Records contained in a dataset
Start of Block

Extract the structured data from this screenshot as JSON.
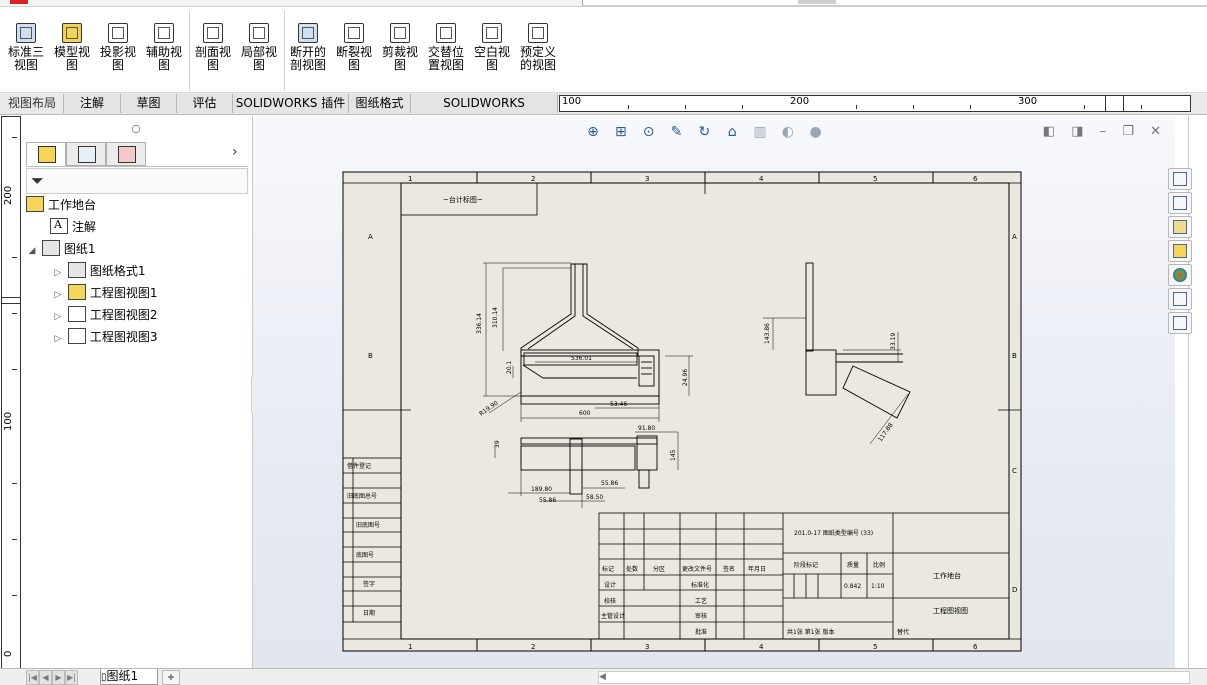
{
  "ribbon": {
    "buttons": [
      {
        "label1": "标准三",
        "label2": "视图",
        "icon": "standard-three-view-icon"
      },
      {
        "label1": "模型视",
        "label2": "图",
        "icon": "model-view-icon"
      },
      {
        "label1": "投影视",
        "label2": "图",
        "icon": "projected-view-icon"
      },
      {
        "label1": "辅助视",
        "label2": "图",
        "icon": "auxiliary-view-icon"
      },
      {
        "label1": "剖面视",
        "label2": "图",
        "icon": "section-view-icon"
      },
      {
        "label1": "局部视",
        "label2": "图",
        "icon": "detail-view-icon"
      },
      {
        "label1": "断开的",
        "label2": "剖视图",
        "icon": "broken-out-section-icon"
      },
      {
        "label1": "断裂视",
        "label2": "图",
        "icon": "break-view-icon"
      },
      {
        "label1": "剪裁视",
        "label2": "图",
        "icon": "crop-view-icon"
      },
      {
        "label1": "交替位",
        "label2": "置视图",
        "icon": "alternate-position-view-icon"
      },
      {
        "label1": "空白视",
        "label2": "图",
        "icon": "empty-view-icon"
      },
      {
        "label1": "预定义",
        "label2": "的视图",
        "icon": "predefined-view-icon"
      }
    ]
  },
  "tabs": [
    "视图布局",
    "注解",
    "草图",
    "评估",
    "SOLIDWORKS 插件",
    "图纸格式",
    "SOLIDWORKS Inspection"
  ],
  "hruler": {
    "labels": [
      "100",
      "200",
      "300"
    ]
  },
  "vruler": {
    "labels": [
      "200",
      "100",
      "0"
    ]
  },
  "tree": {
    "root": "工作地台",
    "items": [
      {
        "label": "注解"
      },
      {
        "label": "图纸1"
      },
      {
        "label": "图纸格式1"
      },
      {
        "label": "工程图视图1"
      },
      {
        "label": "工程图视图2"
      },
      {
        "label": "工程图视图3"
      }
    ]
  },
  "drawing": {
    "column_labels": [
      "1",
      "2",
      "3",
      "4",
      "5",
      "6"
    ],
    "row_labels": [
      "A",
      "B",
      "C",
      "D"
    ],
    "corner_box": "~台计标图~",
    "dims": {
      "d1": "336.14",
      "d2": "310.14",
      "d3": "536.01",
      "d4": "53.46",
      "d5": "600",
      "d6": "R19.90",
      "d7": "91.80",
      "d8": "145",
      "d9": "189.80",
      "d10": "55.86",
      "d11": "55.86",
      "d12": "58.50",
      "d13": "143.86",
      "d14": "33.19",
      "d15": "117.88",
      "d16": "24.96",
      "d17": "20.1",
      "d18": "39"
    },
    "left_table": [
      "借件登记",
      "旧底图总号",
      "旧底图号",
      "底图号",
      "签字",
      "日期"
    ],
    "title_block": {
      "doc_no": "201.0-17 图纸类型编号 (33)",
      "name": "工作地台",
      "drawing_type": "工程图视图",
      "scale": "1:10",
      "weight": "0.842",
      "row_labels": [
        "标记",
        "处数",
        "分区",
        "更改文件号",
        "签名",
        "年月日"
      ],
      "roles": [
        "设计",
        "校核",
        "主管设计"
      ],
      "roles2": [
        "标准化",
        "工艺",
        "审核",
        "批准"
      ],
      "stage_header": [
        "阶段标记",
        "质量",
        "比例"
      ],
      "sheet_text": "共1张 第1张 版本",
      "company": "替代"
    }
  },
  "status": {
    "sheet_tab": "图纸1"
  }
}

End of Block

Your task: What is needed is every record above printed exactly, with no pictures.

Result for this task:
Extract the structured data from this screenshot as JSON.
{
  "ribbon": {
    "buttons": [
      {
        "label1": "标准三",
        "label2": "视图",
        "icon": "standard-three-view-icon"
      },
      {
        "label1": "模型视",
        "label2": "图",
        "icon": "model-view-icon"
      },
      {
        "label1": "投影视",
        "label2": "图",
        "icon": "projected-view-icon"
      },
      {
        "label1": "辅助视",
        "label2": "图",
        "icon": "auxiliary-view-icon"
      },
      {
        "label1": "剖面视",
        "label2": "图",
        "icon": "section-view-icon"
      },
      {
        "label1": "局部视",
        "label2": "图",
        "icon": "detail-view-icon"
      },
      {
        "label1": "断开的",
        "label2": "剖视图",
        "icon": "broken-out-section-icon"
      },
      {
        "label1": "断裂视",
        "label2": "图",
        "icon": "break-view-icon"
      },
      {
        "label1": "剪裁视",
        "label2": "图",
        "icon": "crop-view-icon"
      },
      {
        "label1": "交替位",
        "label2": "置视图",
        "icon": "alternate-position-view-icon"
      },
      {
        "label1": "空白视",
        "label2": "图",
        "icon": "empty-view-icon"
      },
      {
        "label1": "预定义",
        "label2": "的视图",
        "icon": "predefined-view-icon"
      }
    ]
  },
  "tabs": [
    "视图布局",
    "注解",
    "草图",
    "评估",
    "SOLIDWORKS 插件",
    "图纸格式",
    "SOLIDWORKS Inspection"
  ],
  "hruler": {
    "labels": [
      "100",
      "200",
      "300"
    ]
  },
  "vruler": {
    "labels": [
      "200",
      "100",
      "0"
    ]
  },
  "tree": {
    "root": "工作地台",
    "items": [
      {
        "label": "注解"
      },
      {
        "label": "图纸1"
      },
      {
        "label": "图纸格式1"
      },
      {
        "label": "工程图视图1"
      },
      {
        "label": "工程图视图2"
      },
      {
        "label": "工程图视图3"
      }
    ]
  },
  "drawing": {
    "column_labels": [
      "1",
      "2",
      "3",
      "4",
      "5",
      "6"
    ],
    "row_labels": [
      "A",
      "B",
      "C",
      "D"
    ],
    "corner_box": "~台计标图~",
    "dims": {
      "d1": "336.14",
      "d2": "310.14",
      "d3": "536.01",
      "d4": "53.46",
      "d5": "600",
      "d6": "R19.90",
      "d7": "91.80",
      "d8": "145",
      "d9": "189.80",
      "d10": "55.86",
      "d11": "55.86",
      "d12": "58.50",
      "d13": "143.86",
      "d14": "33.19",
      "d15": "117.88",
      "d16": "24.96",
      "d17": "20.1",
      "d18": "39"
    },
    "left_table": [
      "借件登记",
      "旧底图总号",
      "旧底图号",
      "底图号",
      "签字",
      "日期"
    ],
    "title_block": {
      "doc_no": "201.0-17 图纸类型编号 (33)",
      "name": "工作地台",
      "drawing_type": "工程图视图",
      "scale": "1:10",
      "weight": "0.842",
      "row_labels": [
        "标记",
        "处数",
        "分区",
        "更改文件号",
        "签名",
        "年月日"
      ],
      "roles": [
        "设计",
        "校核",
        "主管设计"
      ],
      "roles2": [
        "标准化",
        "工艺",
        "审核",
        "批准"
      ],
      "stage_header": [
        "阶段标记",
        "质量",
        "比例"
      ],
      "sheet_text": "共1张 第1张 版本",
      "company": "替代"
    }
  },
  "status": {
    "sheet_tab": "图纸1"
  }
}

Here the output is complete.